Full access
K. D. Hage, J. Gray, and J. C. Linton

measurementerrors by one to two orders of magnitude. Despite theappeal of stable isotope analysis in studies of the movement and transformation of water in the atmosphereand on earth, widespread use of the technique has not'been realized in meteorology. It is true that interpretation of large-scale features of the hydrological cycle bythis method alone is hampered by the complexityof fractionation processes and by the lack of adequatesimultaneous measurements of temperature, humidity,and air trajectories

Full access
I. H. Bailey, J. R. Hulston, J. R. Stewart, and W. C. Macklin

.REFERENCESBailey, I. H., and W. C. Macklin, 1965: On the study of theformation of hailstones by means of isotopic analysis. J.Geophys. Res., 70, 493-497.-----, and -----, 1968: The surface configuration and internalstructure of artificial hailstones. Quart. J. Roy. Meteor. Soc,94, 1-11.Browning, K. A., 1966: The lobe structure of giant hailstones.Quart J. Roy. Meteor. Soc, 92, 1-14.-----, F. H. Ludlam and W. C. Macklin, 1963: The density andstructure of hailstones. Quart. J. Roy. Meteor. Soc, 89, 75-84.Craig, H
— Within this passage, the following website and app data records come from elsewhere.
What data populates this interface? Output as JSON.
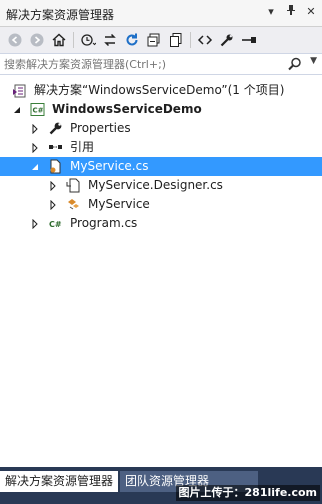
{
  "window": {
    "title": "解决方案资源管理器",
    "controls": [
      "dropdown-icon",
      "pin-icon",
      "close-icon"
    ]
  },
  "toolbar": {
    "buttons": [
      "back-icon",
      "forward-icon",
      "home-icon",
      "history-icon",
      "sync-icon",
      "refresh-icon",
      "collapse-all-icon",
      "show-all-files-icon",
      "view-code-icon",
      "properties-icon",
      "preview-icon"
    ]
  },
  "search": {
    "placeholder": "搜索解决方案资源管理器(Ctrl+;)"
  },
  "tree": {
    "solution": "解决方案“WindowsServiceDemo”(1 个项目)",
    "project": "WindowsServiceDemo",
    "properties": "Properties",
    "references": "引用",
    "myservice_cs": "MyService.cs",
    "designer": "MyService.Designer.cs",
    "myservice": "MyService",
    "program": "Program.cs"
  },
  "tabs": {
    "solution_explorer": "解决方案资源管理器",
    "team_explorer": "团队资源管理器"
  },
  "watermark": "图片上传于：281life.com",
  "colors": {
    "selection": "#3399ff",
    "frame": "#293955"
  }
}
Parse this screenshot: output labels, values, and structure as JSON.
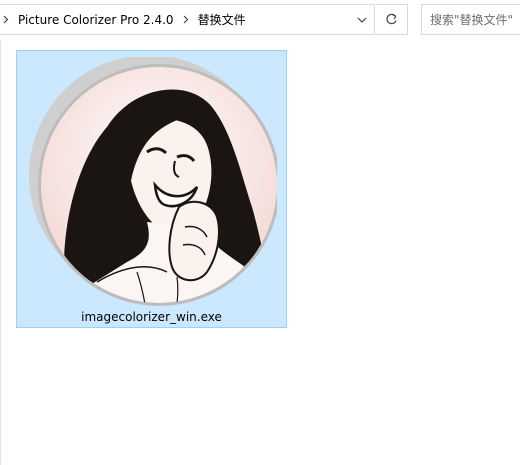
{
  "address_bar": {
    "breadcrumbs": [
      "Picture Colorizer Pro 2.4.0",
      "替换文件"
    ],
    "dropdown_icon": "chevron-down-icon",
    "refresh_icon": "refresh-icon"
  },
  "search": {
    "placeholder": "搜索\"替换文件\"",
    "value": ""
  },
  "files": [
    {
      "name": "imagecolorizer_win.exe",
      "icon": "app-icon-portrait",
      "selected": true
    }
  ],
  "colors": {
    "selection_fill": "#cce8ff",
    "selection_border": "#99d1ff",
    "border": "#d9d9d9"
  }
}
Full access
Joseph A. Warburton

keptin sealed containers and forwarded to the mass spectrometer laboratories for analysis. In the Sierra Nevadaprogram, all isotopic analyses were conducted in theDesert Research Institute laboratories in Las Vegas,while in the Australian program the mass spectrometeranalyses were conducted in the Commonwealth Scientific and Industrial Research Organization (CSIRO)Division of Water Resources in Canberra, Australia.For the latter program it became necessary, because ofthe particular mass spectrometer

Full access
William C. Macklin, Charles A. Knight, Howard E. Moore, Nancy C. Knight, Walter H. Pollock, John N. Carras, and Suszanne Thwaiters
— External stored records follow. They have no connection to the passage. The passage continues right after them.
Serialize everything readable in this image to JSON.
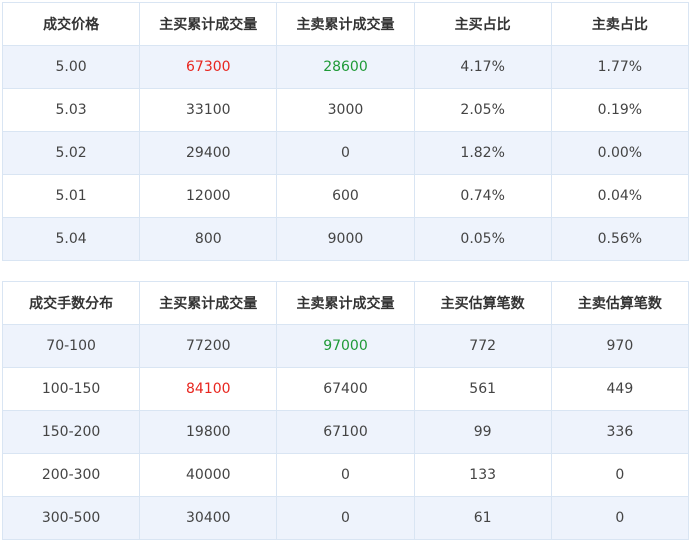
{
  "colors": {
    "up": "#e8261f",
    "down": "#1f9a37",
    "row_alt_bg": "#eef3fc",
    "border": "#d9e5f3"
  },
  "price_table": {
    "headers": [
      "成交价格",
      "主买累计成交量",
      "主卖累计成交量",
      "主买占比",
      "主卖占比"
    ],
    "rows": [
      [
        "5.00",
        "67300",
        "28600",
        "4.17%",
        "1.77%"
      ],
      [
        "5.03",
        "33100",
        "3000",
        "2.05%",
        "0.19%"
      ],
      [
        "5.02",
        "29400",
        "0",
        "1.82%",
        "0.00%"
      ],
      [
        "5.01",
        "12000",
        "600",
        "0.74%",
        "0.04%"
      ],
      [
        "5.04",
        "800",
        "9000",
        "0.05%",
        "0.56%"
      ]
    ]
  },
  "lot_table": {
    "headers": [
      "成交手数分布",
      "主买累计成交量",
      "主卖累计成交量",
      "主买估算笔数",
      "主卖估算笔数"
    ],
    "rows": [
      [
        "70-100",
        "77200",
        "97000",
        "772",
        "970"
      ],
      [
        "100-150",
        "84100",
        "67400",
        "561",
        "449"
      ],
      [
        "150-200",
        "19800",
        "67100",
        "99",
        "336"
      ],
      [
        "200-300",
        "40000",
        "0",
        "133",
        "0"
      ],
      [
        "300-500",
        "30400",
        "0",
        "61",
        "0"
      ]
    ]
  }
}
is 10 ~m, the actual liquid water concentrations are then about 4 to 5.5 g ms.1. Introduction The purpose of studying hailstone structure is toobtain the hailstone growth trajectories and the conditions the hailstones experience (updrafts, liquidwater concentrations and droplet sizes) during theirgrowth in cumulonimbus clouds. Three methods ofhailstone analysis are currently available, i.e., determinations of their isotopic composition and of theircrystalline and air bubble structures. It must
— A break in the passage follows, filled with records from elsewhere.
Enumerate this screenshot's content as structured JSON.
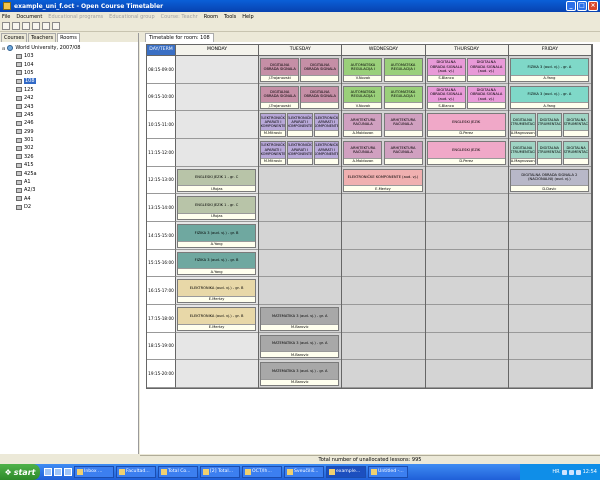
{
  "window": {
    "title": "example_uni_f.oct - Open Course Timetabler"
  },
  "menu": [
    {
      "label": "File",
      "disabled": false
    },
    {
      "label": "Document",
      "disabled": false
    },
    {
      "label": "Educational programs",
      "disabled": true
    },
    {
      "label": "Educational group",
      "disabled": true
    },
    {
      "label": "Course: Teachr",
      "disabled": true
    },
    {
      "label": "Room",
      "disabled": false
    },
    {
      "label": "Tools",
      "disabled": false
    },
    {
      "label": "Help",
      "disabled": false
    }
  ],
  "left": {
    "tabs": [
      {
        "label": "Courses",
        "active": false
      },
      {
        "label": "Teachers",
        "active": false
      },
      {
        "label": "Rooms",
        "active": true
      }
    ],
    "root": "World University, 2007/08",
    "rooms": [
      "103",
      "104",
      "105",
      "108",
      "125",
      "242",
      "243",
      "245",
      "246",
      "299",
      "301",
      "302",
      "326",
      "415",
      "425a",
      "A1",
      "A2/3",
      "A4",
      "D2"
    ],
    "selected": "108"
  },
  "timetable": {
    "tab": "Timetable for room: 108",
    "corner": "DAY/TERM",
    "days": [
      "MONDAY",
      "TUESDAY",
      "WEDNESDAY",
      "THURSDAY",
      "FRIDAY"
    ],
    "times": [
      "08:15-09:00",
      "09:15-10:00",
      "10:15-11:00",
      "11:15-12:00",
      "12:15-13:00",
      "13:15-14:00",
      "14:15-15:00",
      "15:15-16:00",
      "16:15-17:00",
      "17:15-18:00",
      "18:15-19:00",
      "19:15-20:00"
    ],
    "lessons": [
      {
        "day": 1,
        "row": 0,
        "sub": 0,
        "of": 2,
        "text": "DIGITALNA OBRADA SIGNALA",
        "teacher": "J.Trajanovski",
        "color": "#c58fa6"
      },
      {
        "day": 1,
        "row": 0,
        "sub": 1,
        "of": 2,
        "text": "DIGITALNA OBRADA SIGNALA",
        "teacher": "",
        "color": "#c58fa6"
      },
      {
        "day": 2,
        "row": 0,
        "sub": 0,
        "of": 2,
        "text": "AUTOMATSKA REGULACIJA I",
        "teacher": "V.Novak",
        "color": "#9ad07a"
      },
      {
        "day": 2,
        "row": 0,
        "sub": 1,
        "of": 2,
        "text": "AUTOMATSKA REGULACIJA I",
        "teacher": "",
        "color": "#9ad07a"
      },
      {
        "day": 3,
        "row": 0,
        "sub": 0,
        "of": 2,
        "text": "DIGITALNA OBRADA SIGNALA (aud. vj.)",
        "teacher": "S.Blanco",
        "color": "#e89ad8"
      },
      {
        "day": 3,
        "row": 0,
        "sub": 1,
        "of": 2,
        "text": "DIGITALNA OBRADA SIGNALA (aud. vj.)",
        "teacher": "",
        "color": "#e89ad8"
      },
      {
        "day": 4,
        "row": 0,
        "sub": 0,
        "of": 1,
        "text": "FIZIKA 3 (aud. vj.) - gr. A",
        "teacher": "A.Yang",
        "color": "#7fd8c8"
      },
      {
        "day": 1,
        "row": 1,
        "sub": 0,
        "of": 2,
        "text": "DIGITALNA OBRADA SIGNALA",
        "teacher": "J.Trajanovski",
        "color": "#c58fa6"
      },
      {
        "day": 1,
        "row": 1,
        "sub": 1,
        "of": 2,
        "text": "DIGITALNA OBRADA SIGNALA",
        "teacher": "",
        "color": "#c58fa6"
      },
      {
        "day": 2,
        "row": 1,
        "sub": 0,
        "of": 2,
        "text": "AUTOMATSKA REGULACIJA I",
        "teacher": "V.Novak",
        "color": "#9ad07a"
      },
      {
        "day": 2,
        "row": 1,
        "sub": 1,
        "of": 2,
        "text": "AUTOMATSKA REGULACIJA I",
        "teacher": "",
        "color": "#9ad07a"
      },
      {
        "day": 3,
        "row": 1,
        "sub": 0,
        "of": 2,
        "text": "DIGITALNA OBRADA SIGNALA (aud. vj.)",
        "teacher": "S.Blanco",
        "color": "#e89ad8"
      },
      {
        "day": 3,
        "row": 1,
        "sub": 1,
        "of": 2,
        "text": "DIGITALNA OBRADA SIGNALA (aud. vj.)",
        "teacher": "",
        "color": "#e89ad8"
      },
      {
        "day": 4,
        "row": 1,
        "sub": 0,
        "of": 1,
        "text": "FIZIKA 3 (aud. vj.) - gr. A",
        "teacher": "A.Yang",
        "color": "#7fd8c8"
      },
      {
        "day": 1,
        "row": 2,
        "sub": 0,
        "of": 3,
        "text": "ELEKTRONIČKI APARATI I KOMPONENTE",
        "teacher": "M.Mitrovic",
        "color": "#b8a8d8"
      },
      {
        "day": 1,
        "row": 2,
        "sub": 1,
        "of": 3,
        "text": "ELEKTRONIČKI APARATI I KOMPONENTE",
        "teacher": "",
        "color": "#b8a8d8"
      },
      {
        "day": 1,
        "row": 2,
        "sub": 2,
        "of": 3,
        "text": "ELEKTRONIČKI APARATI I KOMPONENTE",
        "teacher": "",
        "color": "#b8a8d8"
      },
      {
        "day": 2,
        "row": 2,
        "sub": 0,
        "of": 2,
        "text": "ARHITEKTURA RAČUNALA",
        "teacher": "A.Moldovan",
        "color": "#d0a0c0"
      },
      {
        "day": 2,
        "row": 2,
        "sub": 1,
        "of": 2,
        "text": "ARHITEKTURA RAČUNALA",
        "teacher": "",
        "color": "#d0a0c0"
      },
      {
        "day": 3,
        "row": 2,
        "sub": 0,
        "of": 1,
        "text": "ENGLESKI JEZIK",
        "teacher": "D.Perez",
        "color": "#f0a8c8"
      },
      {
        "day": 4,
        "row": 2,
        "sub": 0,
        "of": 3,
        "text": "DIGITALNA INSTRUMENTACIJA",
        "teacher": "A.Magnusson",
        "color": "#9fd4c4"
      },
      {
        "day": 4,
        "row": 2,
        "sub": 1,
        "of": 3,
        "text": "DIGITALNA INSTRUMENTACIJA",
        "teacher": "",
        "color": "#9fd4c4"
      },
      {
        "day": 4,
        "row": 2,
        "sub": 2,
        "of": 3,
        "text": "DIGITALNA INSTRUMENTACIJA",
        "teacher": "",
        "color": "#9fd4c4"
      },
      {
        "day": 1,
        "row": 3,
        "sub": 0,
        "of": 3,
        "text": "ELEKTRONIČKI APARATI I KOMPONENTE",
        "teacher": "M.Mitrovic",
        "color": "#b8a8d8"
      },
      {
        "day": 1,
        "row": 3,
        "sub": 1,
        "of": 3,
        "text": "ELEKTRONIČKI APARATI I KOMPONENTE",
        "teacher": "",
        "color": "#b8a8d8"
      },
      {
        "day": 1,
        "row": 3,
        "sub": 2,
        "of": 3,
        "text": "ELEKTRONIČKI APARATI I KOMPONENTE",
        "teacher": "",
        "color": "#b8a8d8"
      },
      {
        "day": 2,
        "row": 3,
        "sub": 0,
        "of": 2,
        "text": "ARHITEKTURA RAČUNALA",
        "teacher": "A.Moldovan",
        "color": "#d0a0c0"
      },
      {
        "day": 2,
        "row": 3,
        "sub": 1,
        "of": 2,
        "text": "ARHITEKTURA RAČUNALA",
        "teacher": "",
        "color": "#d0a0c0"
      },
      {
        "day": 3,
        "row": 3,
        "sub": 0,
        "of": 1,
        "text": "ENGLESKI JEZIK",
        "teacher": "D.Perez",
        "color": "#f0a8c8"
      },
      {
        "day": 4,
        "row": 3,
        "sub": 0,
        "of": 3,
        "text": "DIGITALNA INSTRUMENTACIJA",
        "teacher": "A.Magnusson",
        "color": "#9fd4c4"
      },
      {
        "day": 4,
        "row": 3,
        "sub": 1,
        "of": 3,
        "text": "DIGITALNA INSTRUMENTACIJA",
        "teacher": "",
        "color": "#9fd4c4"
      },
      {
        "day": 4,
        "row": 3,
        "sub": 2,
        "of": 3,
        "text": "DIGITALNA INSTRUMENTACIJA",
        "teacher": "",
        "color": "#9fd4c4"
      },
      {
        "day": 0,
        "row": 4,
        "sub": 0,
        "of": 1,
        "text": "ENGLESKI JEZIK 1 - gr. C",
        "teacher": "I.Rojas",
        "color": "#b8c4a8"
      },
      {
        "day": 2,
        "row": 4,
        "sub": 0,
        "of": 1,
        "text": "ELEKTRONIČKE KOMPONENTE (aud. vj.)",
        "teacher": "E.Mertzy",
        "color": "#f0b0b0"
      },
      {
        "day": 4,
        "row": 4,
        "sub": 0,
        "of": 1,
        "text": "DIGITALNA OBRADA SIGNALA 2 (NACIONALNI) (aud. vj.)",
        "teacher": "D.Davic",
        "color": "#b8b8c8"
      },
      {
        "day": 0,
        "row": 5,
        "sub": 0,
        "of": 1,
        "text": "ENGLESKI JEZIK 1 - gr. C",
        "teacher": "I.Rojas",
        "color": "#b8c4a8"
      },
      {
        "day": 0,
        "row": 6,
        "sub": 0,
        "of": 1,
        "text": "FIZIKA 3 (aud. vj.) - gr. B",
        "teacher": "A.Yang",
        "color": "#6fa8a0"
      },
      {
        "day": 0,
        "row": 7,
        "sub": 0,
        "of": 1,
        "text": "FIZIKA 3 (aud. vj.) - gr. B",
        "teacher": "A.Yang",
        "color": "#6fa8a0"
      },
      {
        "day": 0,
        "row": 8,
        "sub": 0,
        "of": 1,
        "text": "ELEKTRONIKA (aud. vj.) - gr. B",
        "teacher": "E.Mertzy",
        "color": "#e8d8a8"
      },
      {
        "day": 0,
        "row": 9,
        "sub": 0,
        "of": 1,
        "text": "ELEKTRONIKA (aud. vj.) - gr. B",
        "teacher": "E.Mertzy",
        "color": "#e8d8a8"
      },
      {
        "day": 1,
        "row": 9,
        "sub": 0,
        "of": 1,
        "text": "MATEMATIKA 3 (aud. vj.) - gr. A",
        "teacher": "M.Barovic",
        "color": "#a8a8a8"
      },
      {
        "day": 1,
        "row": 10,
        "sub": 0,
        "of": 1,
        "text": "MATEMATIKA 3 (aud. vj.) - gr. A",
        "teacher": "M.Barovic",
        "color": "#a8a8a8"
      },
      {
        "day": 1,
        "row": 11,
        "sub": 0,
        "of": 1,
        "text": "MATEMATIKA 3 (aud. vj.) - gr. A",
        "teacher": "M.Barovic",
        "color": "#a8a8a8"
      }
    ]
  },
  "status": "Total number of unallocated lessons: 995",
  "taskbar": {
    "start": "start",
    "tasks": [
      "Inbox ...",
      "Facultad...",
      "Total Co...",
      "[2] Total...",
      "OCT/Ih...",
      "Sveučiliš...",
      "example...",
      "Untitled -..."
    ],
    "active_task": 6,
    "lang": "HR",
    "clock": "12:54"
  }
}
Full access
Huancui Hu, Francina Dominguez, Praveen Kumar, Jeffery McDonnell, and David Gochis

extreme event in the terrestrial hydrologic system. c. Comments In the two examples above, we illustrate the use of WT-Noah-MP to track event-based water in 1) a detailed examination of subsurface transit at the watershed scale and 2) a regional-scale event water budget analysis. Unlike isotope-enabled LSMs, we trace the total event-based water and not the isotopes. For this reason, no isotopic data are required to drive the tracer module because we only need the total water amount from the tagged

Full access
Xiaoxin Yang, Tandong Yao, Wulin Yang, Baiqing Xu, You He, and Dongmei Qu

and sealed tightly before cool storage. A synchronous meteorological record was kept manually or by an automatic weather station (AWS), including parameters such as precipitation amount, temperature, humidity, air pressure, and wind speed. A total of 348 samples were collected at the Guangzhou Station, and 387 samples were collected at the Lulang Station. The δ 18 O of these samples was measured with a measurement and analysis technique (MAT) 253 isotope ratio mass spectrometer at the Chinese

Full access
Joseph Galewsky and David Rabanus

and confirmed that the mixing ratio bias had been corrected. The Picarro mixing ratios were within about 2% of those measured at the array operations site, a difference that we determined to be insignificant for the analysis presented below. The replacement isotopic analyzer was subjected to the same concentration dependence correction and standardization as our original system, so we believe that the data obtained by the two instruments are comparable. We used the ERA-Interim dataset ( Dee et al

Full access